3. The EESC believes that the current situation requires the EU to develop safe humanitarian corridors for refugees from countries affected by wars and threatened by terrorism and to do this together with the countries where these refugees are mostly concentrated. Beyond that we must establish a truly common European asylum system based on harmonised procedures throughout the EU. This includes uniform asylum status and mutual recognition of asylum decisions, shared responsibility and solidarity and efforts with respect to relocation and resettlement, and a revised Dublin Regulation. In addition, there is a need for robust, solidarity-based systems of burden-sharing, in which a permanent, fair and binding system for allocating those seeking protection between all EU countries would be the first step. Due to the exceptional circumstances and in line with the Stability and Growth Pact, the additional costs of hosting refugees should not, after the thorough examination, be recognised in the public deficits of the Member States.
4. The EESC is also very concerned about the current undermining of the Schengen Agreement and of the principle of free movement, as it is one of the fundamental achievements benefiting EU citizens. It is important to properly secure the external borders of the Schengen countries. However, reinstalling internal barriers and building walls will do nothing to bring EU citizens closer together or foster EU citizenship.
5. It is also crucial to develop immediate measures to address the root causes of the current refugee flows. The EU needs to work with countries of origin and transit on these issues and the EESC insists on the human right-based approach to be taken by the Commission for this cooperation, and not only on a security-based approach. Lastly, the EESC underlines the necessity of including civil society in the dialogue with third countries.
6. The EESC, with its long-standing experience with migration issues, in recent years mainly through the European Integration/Migration Forum, believes integration and inclusion of refugees into our societies must be a two-way process where the social partners and other civil society organisations, together with governments and local authorities, play an essential role. Priority should be given to labour market access and, more specifically, to the recognition of qualifications and the provision of vocational and language training where needed.
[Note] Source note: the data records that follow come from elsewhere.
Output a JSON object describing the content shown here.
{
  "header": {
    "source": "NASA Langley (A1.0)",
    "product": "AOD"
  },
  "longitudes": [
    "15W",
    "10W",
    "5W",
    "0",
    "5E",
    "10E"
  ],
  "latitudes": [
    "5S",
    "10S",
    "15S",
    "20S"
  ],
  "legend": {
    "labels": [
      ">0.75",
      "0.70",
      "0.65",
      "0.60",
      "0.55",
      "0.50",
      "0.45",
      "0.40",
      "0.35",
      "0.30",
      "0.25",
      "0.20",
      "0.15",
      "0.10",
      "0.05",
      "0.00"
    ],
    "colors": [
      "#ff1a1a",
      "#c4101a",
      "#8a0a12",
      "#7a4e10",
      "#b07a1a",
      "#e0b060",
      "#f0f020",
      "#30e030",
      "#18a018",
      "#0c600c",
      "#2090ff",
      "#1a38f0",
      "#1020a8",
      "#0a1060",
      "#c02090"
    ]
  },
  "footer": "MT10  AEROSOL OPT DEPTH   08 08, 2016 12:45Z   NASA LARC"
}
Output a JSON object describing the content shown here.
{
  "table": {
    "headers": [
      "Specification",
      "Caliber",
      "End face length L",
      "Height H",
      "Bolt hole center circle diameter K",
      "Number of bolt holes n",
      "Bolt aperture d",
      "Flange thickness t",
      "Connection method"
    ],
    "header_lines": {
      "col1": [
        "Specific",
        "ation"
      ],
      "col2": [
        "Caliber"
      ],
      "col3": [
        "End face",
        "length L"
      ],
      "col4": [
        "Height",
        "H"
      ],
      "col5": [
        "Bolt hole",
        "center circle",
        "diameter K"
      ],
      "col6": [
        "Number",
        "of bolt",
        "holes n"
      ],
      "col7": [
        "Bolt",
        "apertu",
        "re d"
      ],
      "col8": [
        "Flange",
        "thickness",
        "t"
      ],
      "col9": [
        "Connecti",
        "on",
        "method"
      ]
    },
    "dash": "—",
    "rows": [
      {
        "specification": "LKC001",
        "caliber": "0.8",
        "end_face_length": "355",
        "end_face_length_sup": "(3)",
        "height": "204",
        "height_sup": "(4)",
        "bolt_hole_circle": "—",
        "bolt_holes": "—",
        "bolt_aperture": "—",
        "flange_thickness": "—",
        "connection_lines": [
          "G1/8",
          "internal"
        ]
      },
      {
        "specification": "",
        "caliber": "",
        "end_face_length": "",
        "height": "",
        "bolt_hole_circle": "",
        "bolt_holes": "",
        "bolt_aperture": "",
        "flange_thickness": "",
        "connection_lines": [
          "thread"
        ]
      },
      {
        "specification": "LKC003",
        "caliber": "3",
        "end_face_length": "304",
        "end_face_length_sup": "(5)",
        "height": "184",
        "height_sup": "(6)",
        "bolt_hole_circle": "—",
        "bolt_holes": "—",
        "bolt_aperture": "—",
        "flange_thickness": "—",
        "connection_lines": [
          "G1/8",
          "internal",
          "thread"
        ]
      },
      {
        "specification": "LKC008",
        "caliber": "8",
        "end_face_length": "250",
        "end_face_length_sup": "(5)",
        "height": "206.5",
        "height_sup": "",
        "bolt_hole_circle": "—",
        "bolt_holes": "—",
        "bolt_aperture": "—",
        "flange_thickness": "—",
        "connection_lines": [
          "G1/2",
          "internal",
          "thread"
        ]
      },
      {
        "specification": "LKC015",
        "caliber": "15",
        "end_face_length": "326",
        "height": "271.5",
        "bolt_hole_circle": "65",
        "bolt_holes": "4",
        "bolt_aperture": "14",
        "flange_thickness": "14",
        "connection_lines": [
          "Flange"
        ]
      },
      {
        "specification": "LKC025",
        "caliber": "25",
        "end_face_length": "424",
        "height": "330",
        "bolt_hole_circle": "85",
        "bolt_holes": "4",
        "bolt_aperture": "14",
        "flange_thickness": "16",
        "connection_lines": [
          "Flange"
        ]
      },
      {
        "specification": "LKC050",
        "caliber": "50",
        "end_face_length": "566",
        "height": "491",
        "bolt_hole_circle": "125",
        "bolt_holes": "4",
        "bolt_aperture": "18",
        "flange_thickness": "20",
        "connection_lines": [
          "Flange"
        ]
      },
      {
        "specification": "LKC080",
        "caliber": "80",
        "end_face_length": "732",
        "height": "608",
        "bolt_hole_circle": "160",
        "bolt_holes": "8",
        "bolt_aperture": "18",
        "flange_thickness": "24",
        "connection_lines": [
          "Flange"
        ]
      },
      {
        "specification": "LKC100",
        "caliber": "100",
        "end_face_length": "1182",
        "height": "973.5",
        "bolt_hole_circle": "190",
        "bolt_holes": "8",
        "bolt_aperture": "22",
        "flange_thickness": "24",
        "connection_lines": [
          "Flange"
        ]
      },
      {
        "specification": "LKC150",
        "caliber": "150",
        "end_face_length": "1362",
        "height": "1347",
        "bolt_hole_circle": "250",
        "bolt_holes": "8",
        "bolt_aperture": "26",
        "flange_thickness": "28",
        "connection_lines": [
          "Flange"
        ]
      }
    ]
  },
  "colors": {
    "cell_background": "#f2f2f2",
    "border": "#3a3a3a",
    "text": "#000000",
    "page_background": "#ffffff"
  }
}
The European Union should launch a series of measures in reception countries and in the EU to centralise applications for employment, training, and recognition of skills.
7. In order to create the necessary social consensus across Europe, it is essential to fully respect the equal treatment and social rights of both EU citizens and refugees in Europe, with particular attention to the most vulnerable among them. Early investment in the integration of refugees into society and the labour market is important to help refugees rebuild their lives, while minimising potential conflicts with the local population and avoiding greater costs in the future. Adequate funding of local public services and a civil dialogue between refugees and the local population are key to achieving this.
The President of the European Economic and Social Committee